## Task objective
Within this material, state how many lines include the string "JSON". Reply with the number only.

## Data records

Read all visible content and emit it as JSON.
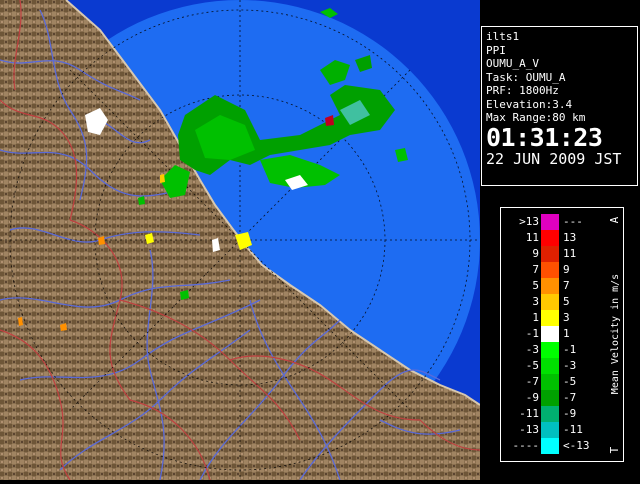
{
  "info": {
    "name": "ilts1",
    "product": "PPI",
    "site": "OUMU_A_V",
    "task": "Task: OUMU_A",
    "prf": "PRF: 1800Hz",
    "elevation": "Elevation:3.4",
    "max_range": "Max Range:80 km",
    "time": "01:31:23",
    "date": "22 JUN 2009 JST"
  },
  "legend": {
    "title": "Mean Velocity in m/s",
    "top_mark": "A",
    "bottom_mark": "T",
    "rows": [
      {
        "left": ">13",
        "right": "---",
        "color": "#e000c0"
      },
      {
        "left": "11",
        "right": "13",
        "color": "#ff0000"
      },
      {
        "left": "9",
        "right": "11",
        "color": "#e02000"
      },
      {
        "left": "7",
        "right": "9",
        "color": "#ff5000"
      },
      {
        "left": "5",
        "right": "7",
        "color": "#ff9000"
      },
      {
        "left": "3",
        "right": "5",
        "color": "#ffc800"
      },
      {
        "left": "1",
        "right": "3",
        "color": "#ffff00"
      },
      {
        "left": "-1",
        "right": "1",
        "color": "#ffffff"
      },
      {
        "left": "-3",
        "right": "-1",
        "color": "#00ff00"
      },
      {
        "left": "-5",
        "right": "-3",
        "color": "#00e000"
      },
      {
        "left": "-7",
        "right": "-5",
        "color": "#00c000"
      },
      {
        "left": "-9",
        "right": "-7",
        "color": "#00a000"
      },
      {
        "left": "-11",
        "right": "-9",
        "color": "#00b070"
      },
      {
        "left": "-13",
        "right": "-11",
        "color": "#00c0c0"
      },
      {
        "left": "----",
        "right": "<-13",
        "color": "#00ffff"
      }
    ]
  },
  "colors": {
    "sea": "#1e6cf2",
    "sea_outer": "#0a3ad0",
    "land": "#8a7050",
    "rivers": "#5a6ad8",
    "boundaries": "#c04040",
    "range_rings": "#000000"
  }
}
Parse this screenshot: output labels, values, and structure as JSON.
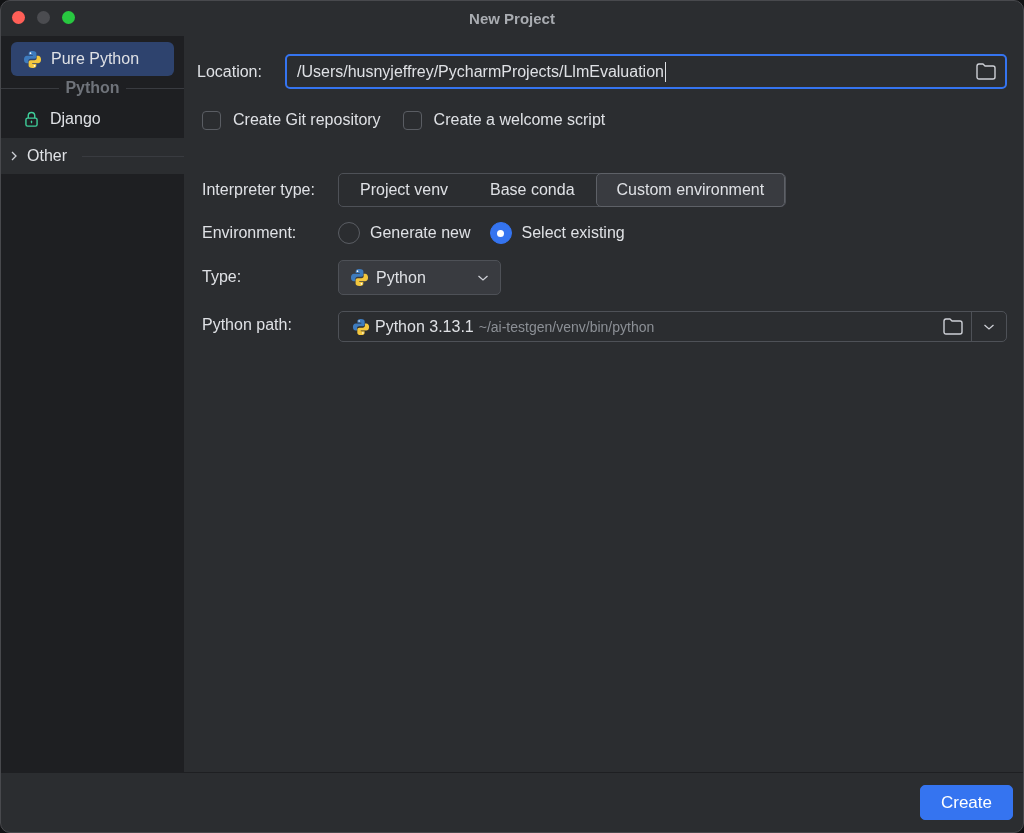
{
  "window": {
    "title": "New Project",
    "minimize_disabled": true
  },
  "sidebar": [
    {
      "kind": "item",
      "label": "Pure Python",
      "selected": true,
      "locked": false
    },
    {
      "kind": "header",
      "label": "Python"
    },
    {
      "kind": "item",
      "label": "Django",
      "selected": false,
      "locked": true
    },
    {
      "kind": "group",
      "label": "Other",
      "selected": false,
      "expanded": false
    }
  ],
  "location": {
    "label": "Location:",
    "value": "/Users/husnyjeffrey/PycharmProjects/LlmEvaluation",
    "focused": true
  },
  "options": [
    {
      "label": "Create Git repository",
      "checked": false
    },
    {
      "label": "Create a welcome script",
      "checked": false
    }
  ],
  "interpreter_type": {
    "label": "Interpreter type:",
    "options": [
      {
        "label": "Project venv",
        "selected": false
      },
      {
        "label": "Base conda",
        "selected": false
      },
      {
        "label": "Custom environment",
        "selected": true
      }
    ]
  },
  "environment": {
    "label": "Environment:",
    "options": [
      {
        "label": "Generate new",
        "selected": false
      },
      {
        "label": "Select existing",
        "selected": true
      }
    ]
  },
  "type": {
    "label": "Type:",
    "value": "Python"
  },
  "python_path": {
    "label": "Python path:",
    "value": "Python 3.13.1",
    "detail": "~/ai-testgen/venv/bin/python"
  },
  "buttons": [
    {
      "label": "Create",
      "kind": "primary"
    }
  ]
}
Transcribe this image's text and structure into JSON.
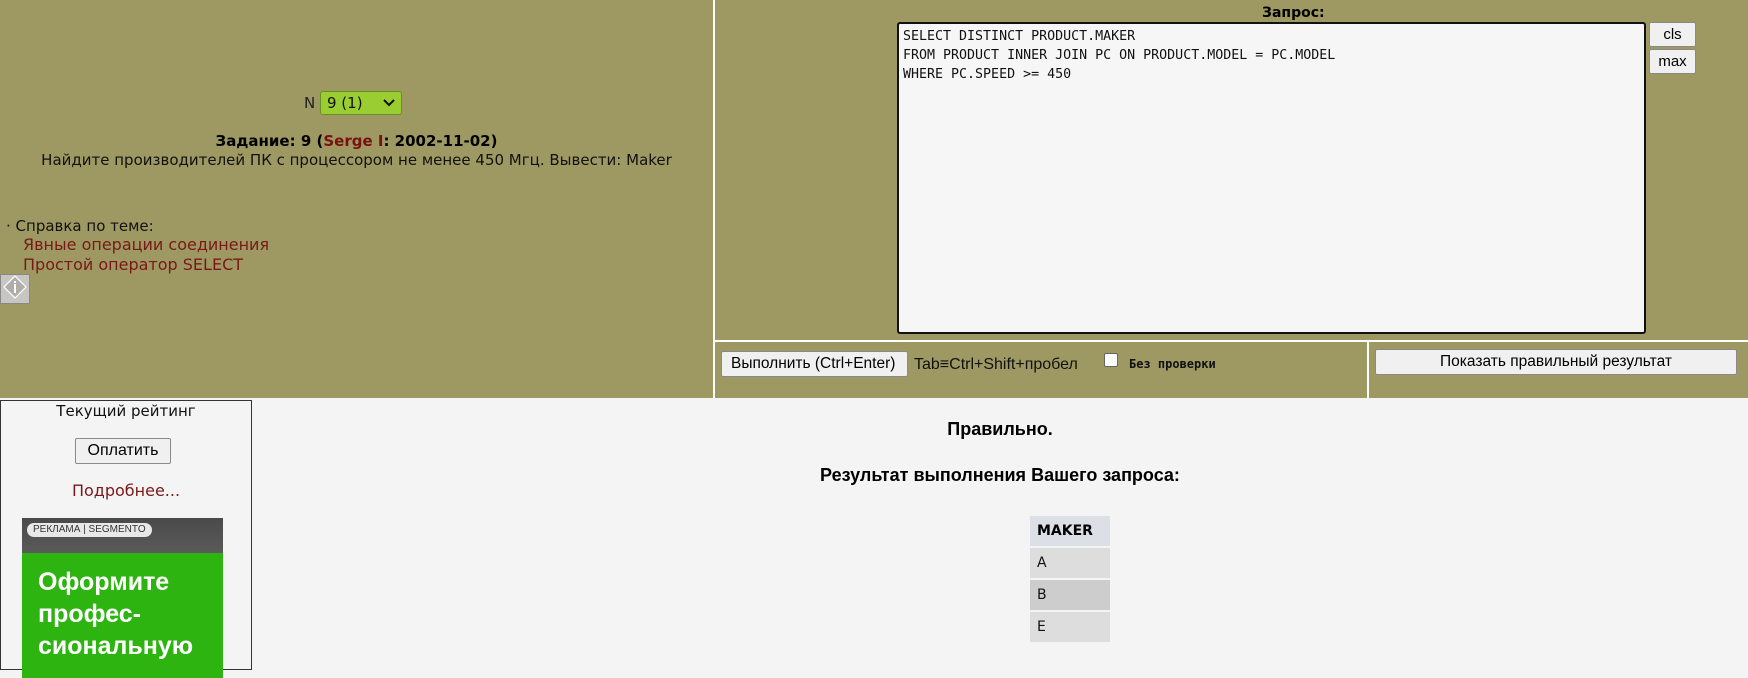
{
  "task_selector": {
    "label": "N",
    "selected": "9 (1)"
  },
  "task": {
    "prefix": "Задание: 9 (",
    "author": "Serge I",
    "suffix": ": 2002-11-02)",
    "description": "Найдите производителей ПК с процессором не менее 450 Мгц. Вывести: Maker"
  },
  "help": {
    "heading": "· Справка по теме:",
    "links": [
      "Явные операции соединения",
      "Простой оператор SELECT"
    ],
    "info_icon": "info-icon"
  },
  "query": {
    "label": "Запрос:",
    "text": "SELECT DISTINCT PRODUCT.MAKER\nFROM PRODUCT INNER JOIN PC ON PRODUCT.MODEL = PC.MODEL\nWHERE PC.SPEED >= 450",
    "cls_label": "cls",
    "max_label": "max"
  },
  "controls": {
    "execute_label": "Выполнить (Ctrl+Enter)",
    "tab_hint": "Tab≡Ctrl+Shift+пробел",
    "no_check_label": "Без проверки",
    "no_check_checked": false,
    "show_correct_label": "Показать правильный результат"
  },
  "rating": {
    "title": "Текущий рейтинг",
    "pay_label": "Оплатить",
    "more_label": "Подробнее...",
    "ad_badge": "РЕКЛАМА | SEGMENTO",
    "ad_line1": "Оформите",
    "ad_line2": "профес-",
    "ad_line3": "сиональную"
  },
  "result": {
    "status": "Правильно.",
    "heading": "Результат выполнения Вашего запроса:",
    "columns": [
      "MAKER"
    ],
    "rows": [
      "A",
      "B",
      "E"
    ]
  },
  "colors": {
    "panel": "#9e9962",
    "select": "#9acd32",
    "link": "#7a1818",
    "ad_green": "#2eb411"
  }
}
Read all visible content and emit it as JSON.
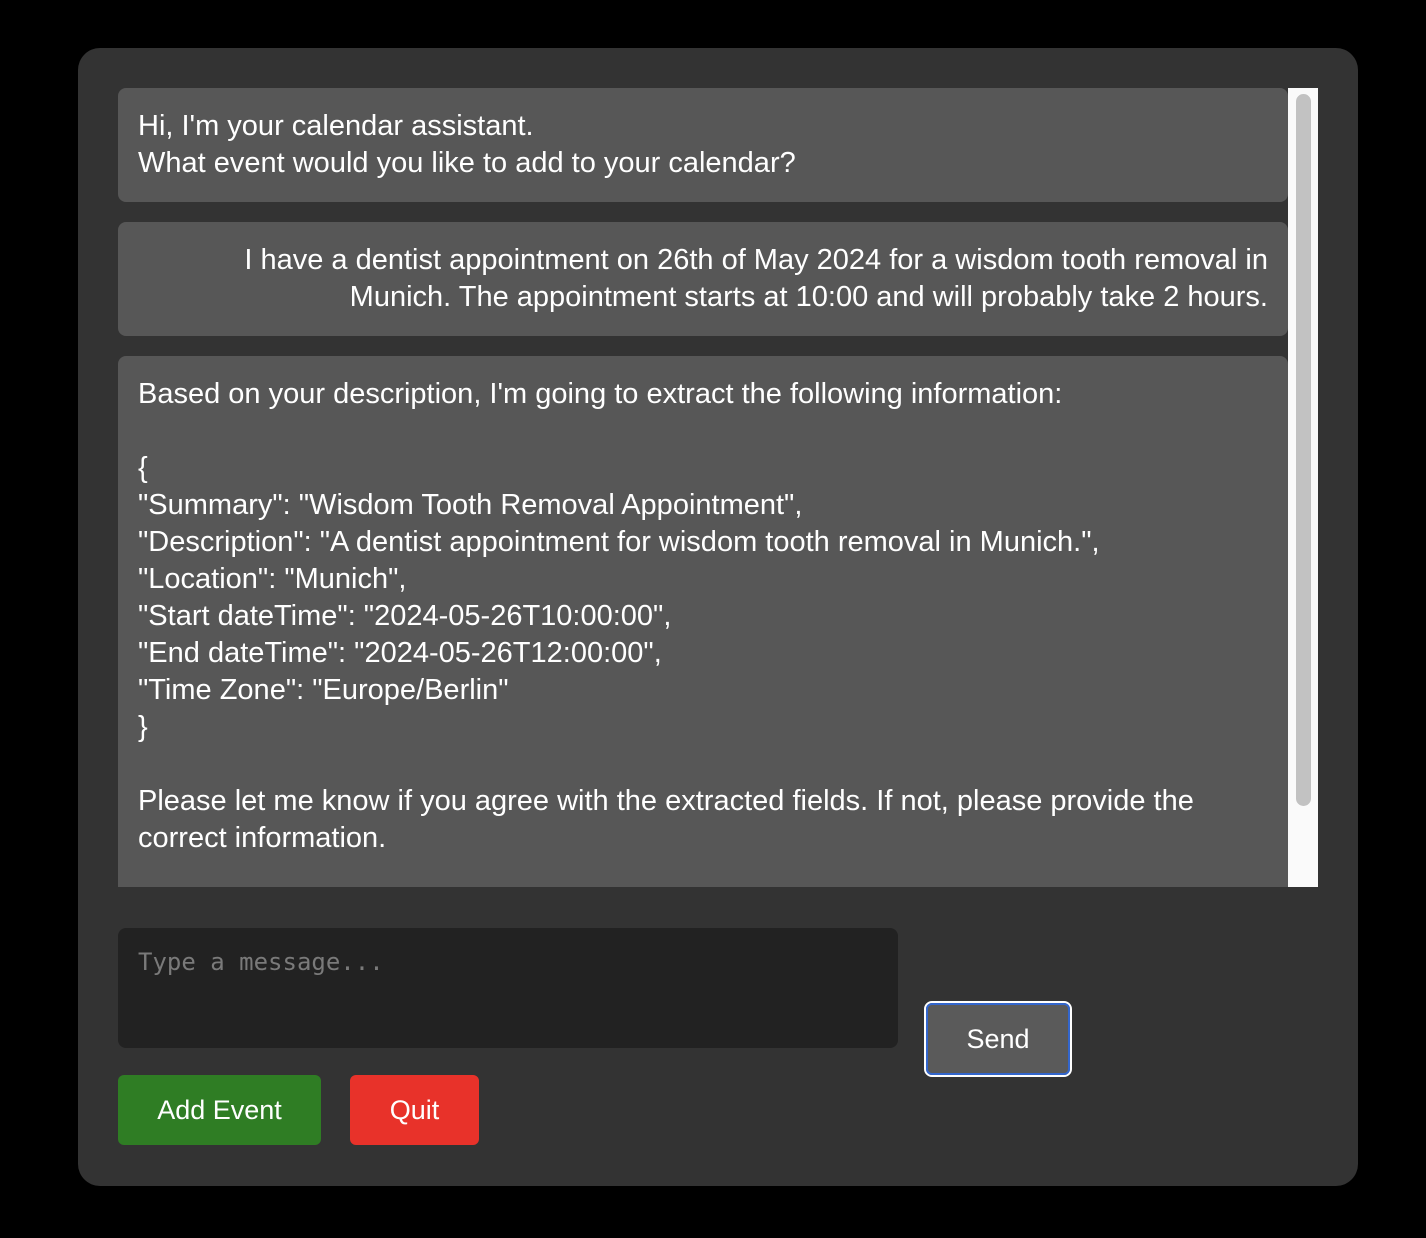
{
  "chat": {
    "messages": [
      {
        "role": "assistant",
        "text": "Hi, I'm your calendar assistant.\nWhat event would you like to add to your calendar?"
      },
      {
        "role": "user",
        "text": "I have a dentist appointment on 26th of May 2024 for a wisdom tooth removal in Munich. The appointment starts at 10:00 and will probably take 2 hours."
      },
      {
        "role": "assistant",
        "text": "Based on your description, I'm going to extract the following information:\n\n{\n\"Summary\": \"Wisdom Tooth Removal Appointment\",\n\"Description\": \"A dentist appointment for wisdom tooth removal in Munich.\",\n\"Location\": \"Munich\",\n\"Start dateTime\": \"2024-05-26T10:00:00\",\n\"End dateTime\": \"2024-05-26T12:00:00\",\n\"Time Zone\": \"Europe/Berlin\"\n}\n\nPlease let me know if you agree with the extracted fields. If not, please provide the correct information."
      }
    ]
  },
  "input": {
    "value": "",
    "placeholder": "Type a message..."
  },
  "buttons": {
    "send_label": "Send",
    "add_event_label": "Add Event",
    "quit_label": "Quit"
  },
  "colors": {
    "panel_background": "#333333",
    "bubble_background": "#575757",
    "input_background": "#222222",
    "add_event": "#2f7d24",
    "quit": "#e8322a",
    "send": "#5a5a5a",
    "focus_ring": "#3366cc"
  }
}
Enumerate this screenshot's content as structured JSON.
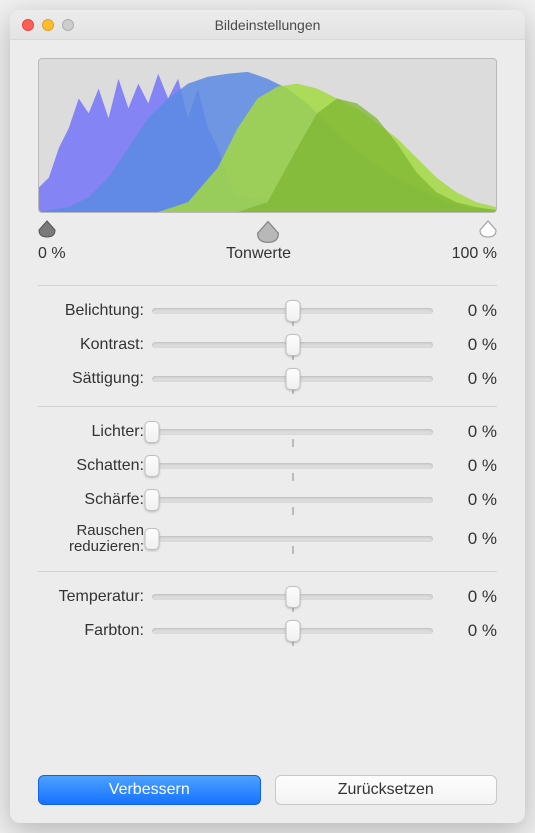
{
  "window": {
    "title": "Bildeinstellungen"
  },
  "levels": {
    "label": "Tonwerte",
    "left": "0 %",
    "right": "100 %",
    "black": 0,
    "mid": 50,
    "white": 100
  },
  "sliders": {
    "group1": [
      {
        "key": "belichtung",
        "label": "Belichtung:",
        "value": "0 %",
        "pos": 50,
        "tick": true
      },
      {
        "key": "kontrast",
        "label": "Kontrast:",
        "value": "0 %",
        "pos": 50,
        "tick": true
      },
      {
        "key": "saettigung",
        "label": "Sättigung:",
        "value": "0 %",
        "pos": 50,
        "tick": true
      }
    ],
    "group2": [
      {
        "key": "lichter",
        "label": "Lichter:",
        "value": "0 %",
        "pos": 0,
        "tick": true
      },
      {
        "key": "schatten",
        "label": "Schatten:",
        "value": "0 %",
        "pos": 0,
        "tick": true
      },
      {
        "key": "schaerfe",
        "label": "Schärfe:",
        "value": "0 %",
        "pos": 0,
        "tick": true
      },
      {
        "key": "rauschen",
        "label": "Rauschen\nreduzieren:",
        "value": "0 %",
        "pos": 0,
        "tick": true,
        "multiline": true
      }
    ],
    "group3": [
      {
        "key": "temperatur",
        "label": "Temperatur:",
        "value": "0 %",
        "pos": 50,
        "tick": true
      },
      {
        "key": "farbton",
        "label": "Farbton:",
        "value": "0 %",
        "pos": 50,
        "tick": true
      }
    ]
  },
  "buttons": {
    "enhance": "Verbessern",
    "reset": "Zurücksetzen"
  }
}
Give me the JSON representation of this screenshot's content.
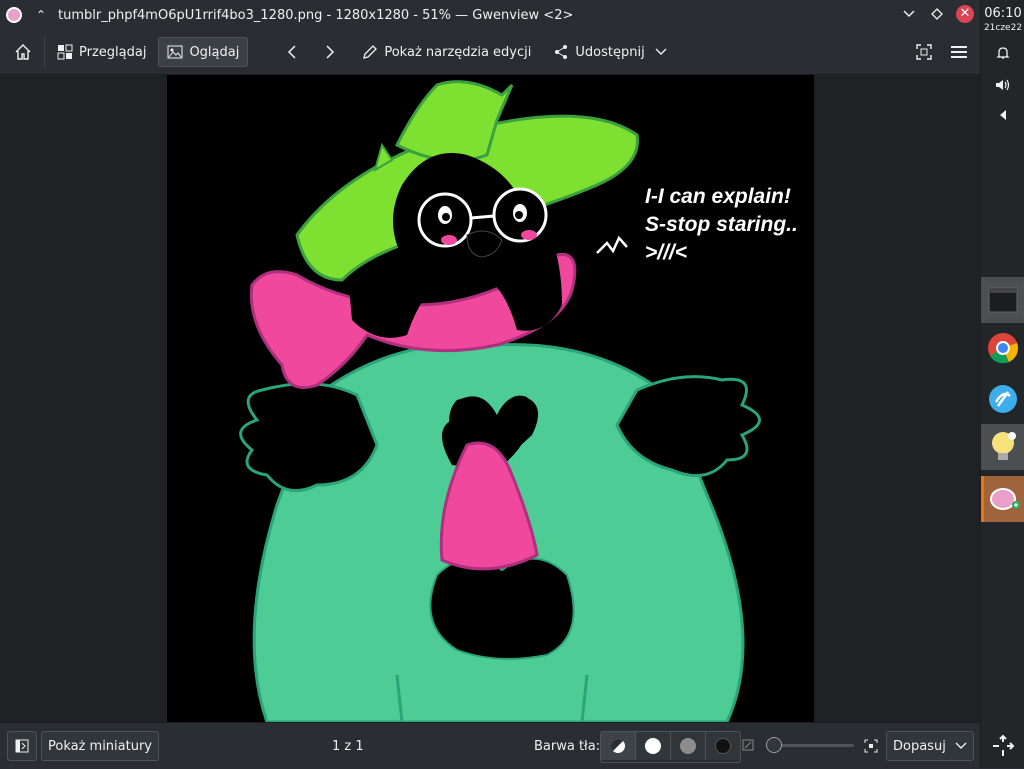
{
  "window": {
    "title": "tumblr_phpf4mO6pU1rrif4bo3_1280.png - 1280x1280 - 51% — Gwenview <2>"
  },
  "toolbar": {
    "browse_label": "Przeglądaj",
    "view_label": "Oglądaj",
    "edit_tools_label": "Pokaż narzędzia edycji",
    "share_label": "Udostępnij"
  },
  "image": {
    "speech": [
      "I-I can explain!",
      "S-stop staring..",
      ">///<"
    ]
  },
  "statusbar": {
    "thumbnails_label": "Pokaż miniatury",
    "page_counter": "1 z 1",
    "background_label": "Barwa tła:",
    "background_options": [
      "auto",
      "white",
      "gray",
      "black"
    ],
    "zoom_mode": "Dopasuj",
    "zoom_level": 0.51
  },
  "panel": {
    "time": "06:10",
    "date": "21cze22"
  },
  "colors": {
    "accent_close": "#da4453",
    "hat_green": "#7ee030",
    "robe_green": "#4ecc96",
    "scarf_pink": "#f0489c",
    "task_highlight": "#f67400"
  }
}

## Your response
6